[Entries from a dataset of interfaces]
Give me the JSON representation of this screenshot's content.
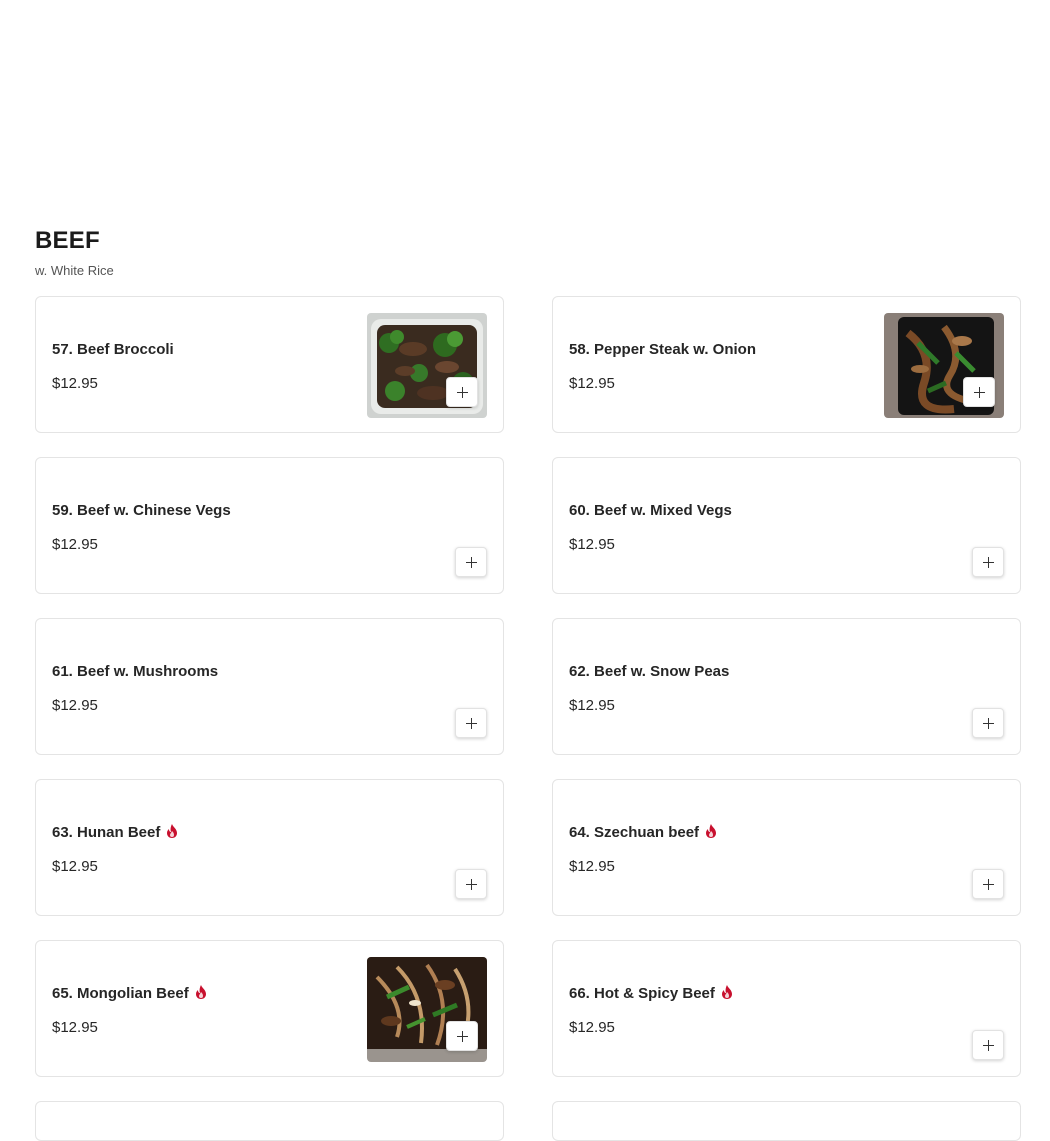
{
  "section": {
    "title": "BEEF",
    "subtitle": "w. White Rice"
  },
  "items": [
    {
      "name": "57. Beef Broccoli",
      "price": "$12.95",
      "spicy": false,
      "image": "beef-broccoli-photo"
    },
    {
      "name": "58. Pepper Steak w. Onion",
      "price": "$12.95",
      "spicy": false,
      "image": "pepper-steak-photo"
    },
    {
      "name": "59. Beef w. Chinese Vegs",
      "price": "$12.95",
      "spicy": false,
      "image": null
    },
    {
      "name": "60. Beef w. Mixed Vegs",
      "price": "$12.95",
      "spicy": false,
      "image": null
    },
    {
      "name": "61. Beef w. Mushrooms",
      "price": "$12.95",
      "spicy": false,
      "image": null
    },
    {
      "name": "62. Beef w. Snow Peas",
      "price": "$12.95",
      "spicy": false,
      "image": null
    },
    {
      "name": "63. Hunan Beef",
      "price": "$12.95",
      "spicy": true,
      "image": null
    },
    {
      "name": "64. Szechuan beef",
      "price": "$12.95",
      "spicy": true,
      "image": null
    },
    {
      "name": "65. Mongolian Beef",
      "price": "$12.95",
      "spicy": true,
      "image": "mongolian-beef-photo"
    },
    {
      "name": "66. Hot & Spicy Beef",
      "price": "$12.95",
      "spicy": true,
      "image": null
    }
  ],
  "icons": {
    "add": "plus-icon",
    "spicy": "flame-icon"
  },
  "colors": {
    "spicy": "#c8102e",
    "border": "#e4e4e4"
  }
}
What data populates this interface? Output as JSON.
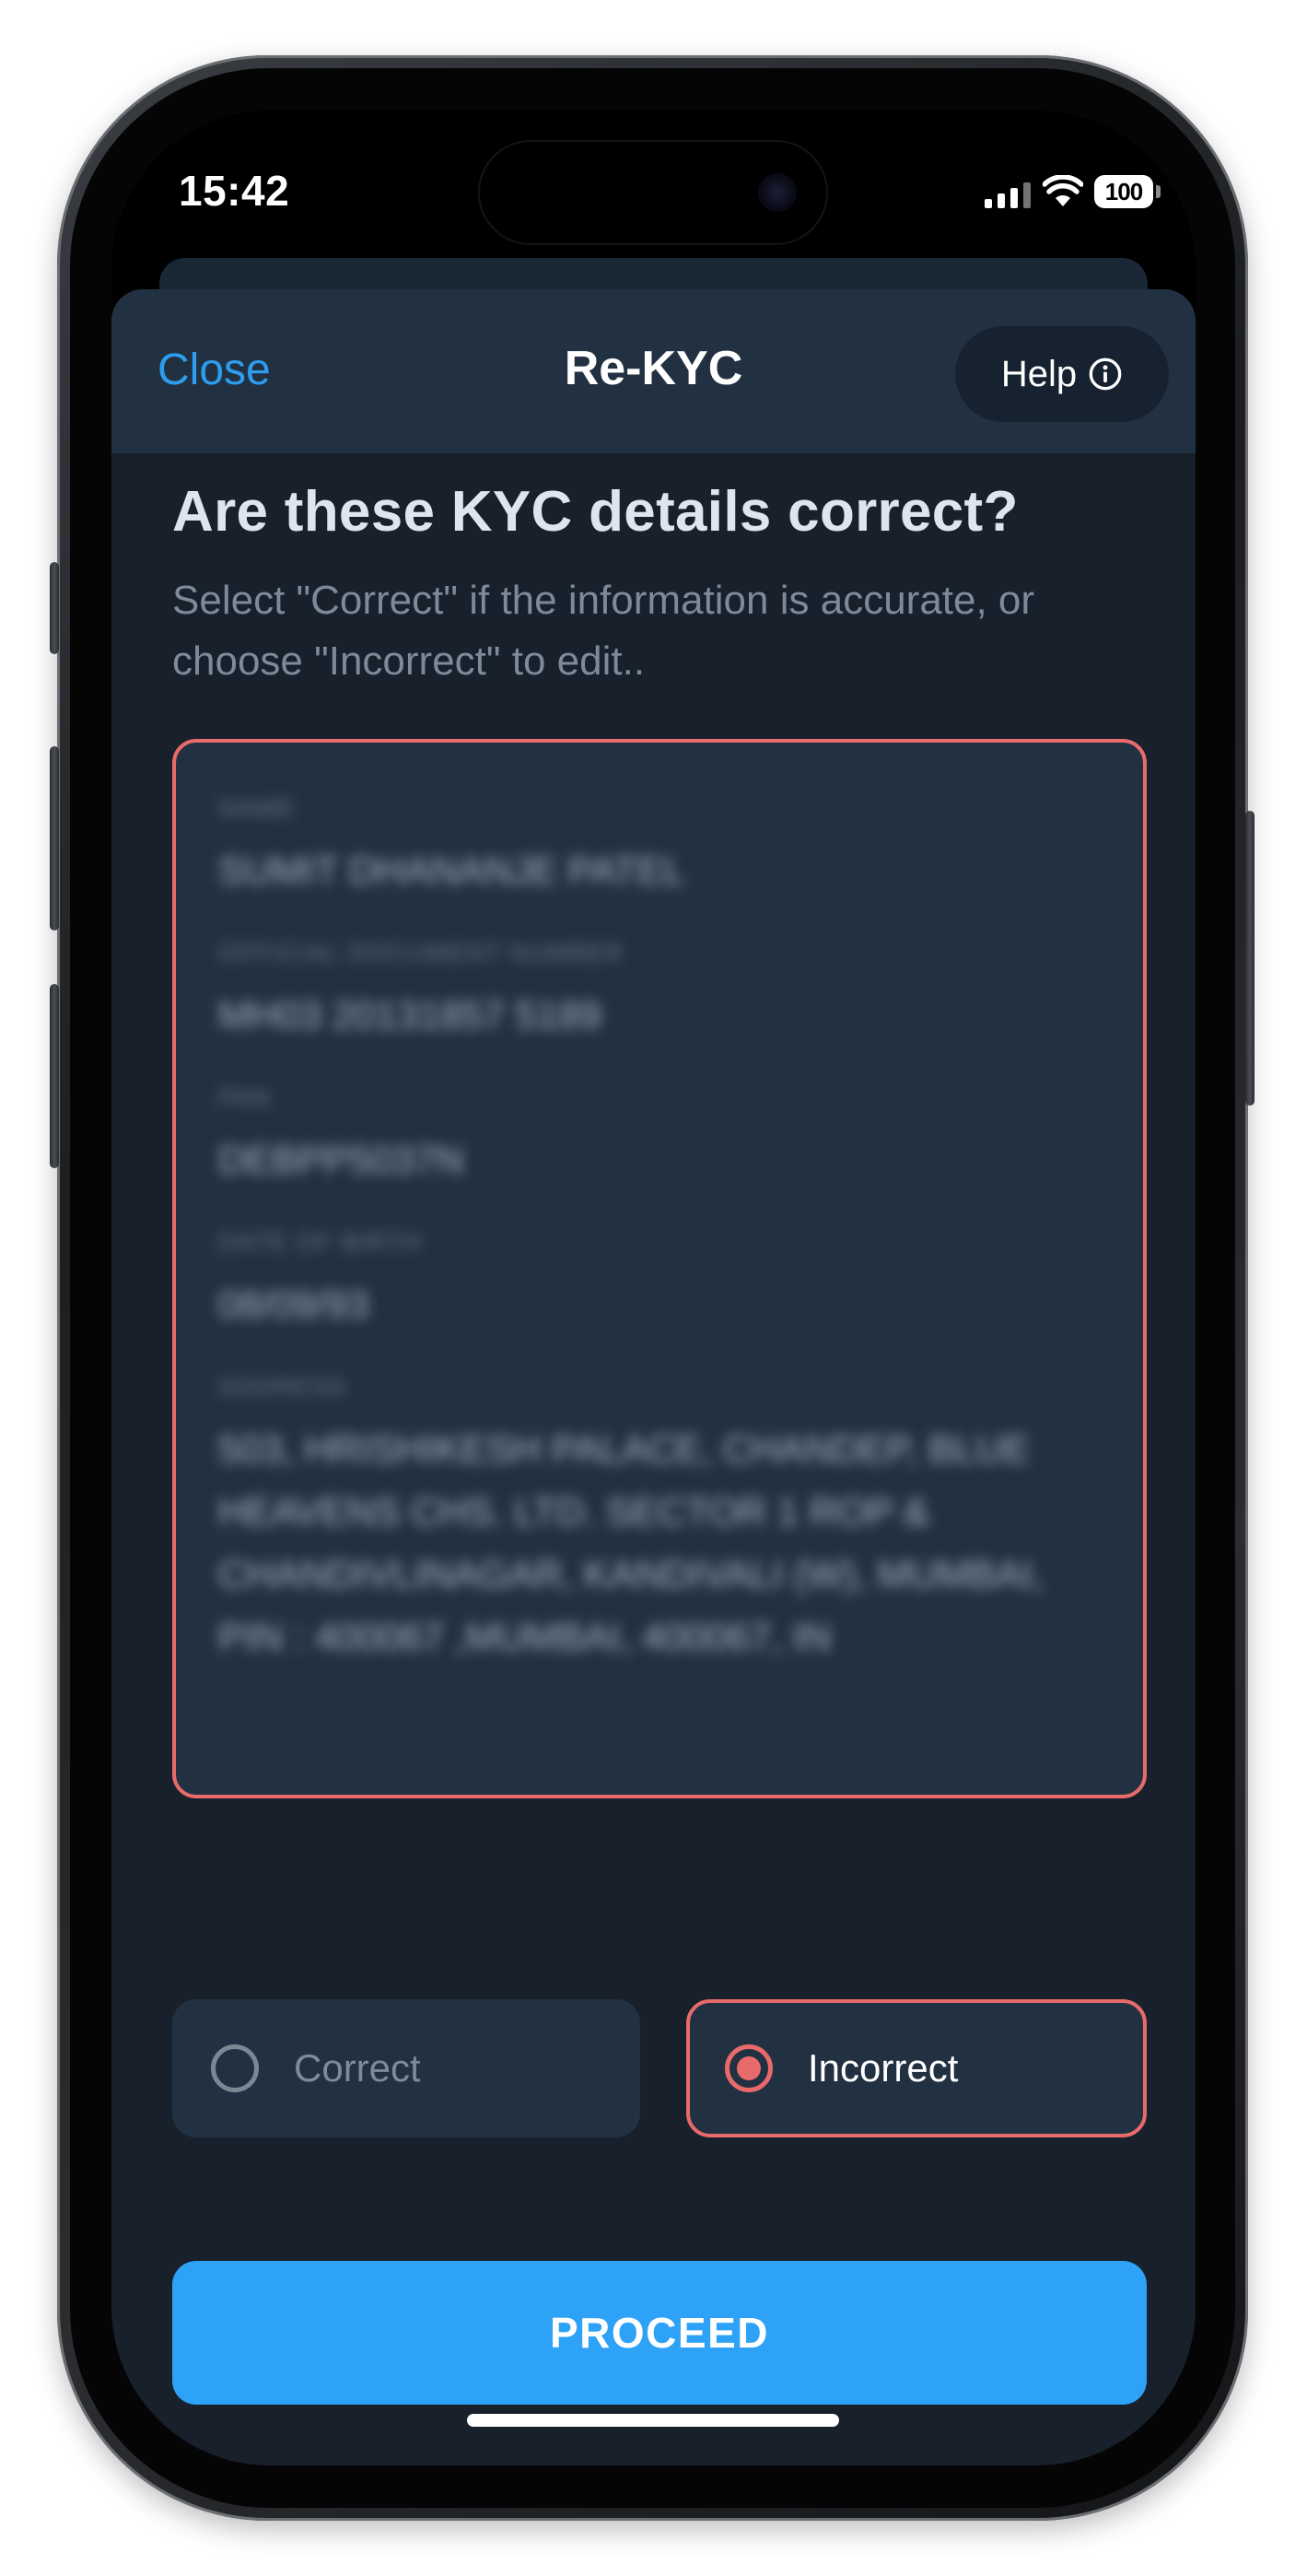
{
  "status_bar": {
    "time": "15:42",
    "battery": "100",
    "signal_bars": 4,
    "wifi_icon": "wifi-icon"
  },
  "header": {
    "close_label": "Close",
    "title": "Re-KYC",
    "help_label": "Help",
    "help_icon": "info-icon"
  },
  "content": {
    "title": "Are these KYC details correct?",
    "subtitle": "Select \"Correct\" if the information is accurate, or choose \"Incorrect\" to edit.."
  },
  "kyc_fields": [
    {
      "label": "Name",
      "value": "SUMIT DHANANJE PATEL"
    },
    {
      "label": "Official Document Number",
      "value": "MH03 20131857 5189"
    },
    {
      "label": "PAN",
      "value": "DEBPP5037N"
    },
    {
      "label": "Date of Birth",
      "value": "08/09/93"
    },
    {
      "label": "Address",
      "value": "503, HRISHIKESH PALACE, CHANDEP, BLUE HEAVENS CHS. LTD. SECTOR 1 ROP & CHANDIVLINAGAR, KANDIVALI (W), MUMBAI, PIN : 400067 ,MUMBAI, 400067, IN"
    }
  ],
  "options": {
    "correct_label": "Correct",
    "incorrect_label": "Incorrect",
    "selected": "Incorrect"
  },
  "proceed_label": "PROCEED",
  "colors": {
    "accent": "#2ea2f7",
    "error": "#e86a6a",
    "background": "#17202b",
    "card": "#223142"
  }
}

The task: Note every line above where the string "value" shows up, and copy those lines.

Result for this task:
      "value": "SUMIT DHANANJE PATEL"
      "value": "MH03 20131857 5189"
      "value": "DEBPP5037N"
      "value": "08/09/93"
      "value": "503, HRISHIKESH PALACE, CHANDEP, BLUE HEAVENS CHS. LTD. SECTOR 1 ROP & CHANDIVLINAGAR, KANDIVALI (W), MUMBAI, PIN : 400067 ,MUMBAI, 400067, IN"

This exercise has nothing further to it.